LB: Congratulations Harold, you’re the first KidLit editor in space! As you prepare to rocket into the final frontier, what three things do you pack to pass the light years?
HU: A one-volume Shakespeare, the New Yorker archives on DVD, and an ebook reader preloaded with as many Newbery, Prinz, and other award-winners as I can jam onto it (was that cheating?). Two out of three of those are not directly kidlit-related, but there is a reason for that—I think that adults working in children’s books need to nourish their adult selves too.
LB: Now that you’ve returned from orbit, you’re guest starring on The Tonight Show! Jimmy Fallon really wants to know, what are three skills necessary for success as a children’s book author or illustrator?
HU: Focus, playfulness, and stubbornness. Perhaps those are not exactly skills, but you’ll need them anyways…
LB: Okay, Harold, take one more crisp and a deep breath (after you swallow, of course) and prepare for Flash Favorites!
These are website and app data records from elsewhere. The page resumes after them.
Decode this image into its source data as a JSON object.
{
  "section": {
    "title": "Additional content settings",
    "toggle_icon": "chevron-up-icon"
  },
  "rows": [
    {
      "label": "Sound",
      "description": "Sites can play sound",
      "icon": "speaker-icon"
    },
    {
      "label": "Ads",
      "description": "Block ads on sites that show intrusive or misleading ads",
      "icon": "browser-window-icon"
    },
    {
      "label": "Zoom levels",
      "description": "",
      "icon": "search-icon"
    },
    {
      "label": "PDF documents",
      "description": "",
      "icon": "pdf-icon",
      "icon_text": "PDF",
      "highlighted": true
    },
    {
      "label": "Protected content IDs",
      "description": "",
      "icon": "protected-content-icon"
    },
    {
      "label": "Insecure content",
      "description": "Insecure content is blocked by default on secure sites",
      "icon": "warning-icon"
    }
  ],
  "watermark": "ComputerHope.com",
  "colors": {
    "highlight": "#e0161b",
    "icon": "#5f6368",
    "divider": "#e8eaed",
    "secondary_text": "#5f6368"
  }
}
Ready or not, here we go. Tell us your favorite….
Season: Spring—and spring at the Highlights Foundation is even better.
Movie: My Neighbor Totoro
Type of shoe: Hiking
Style of music: Jazz
Vegetable: Grilled eggplant with oil, balsamic vinegar, and basil.
Animal to tame as a pet (real or imaginary): A dragon, though of course dragons can’t be tamed.
One-liner of publishing advice: Read every week.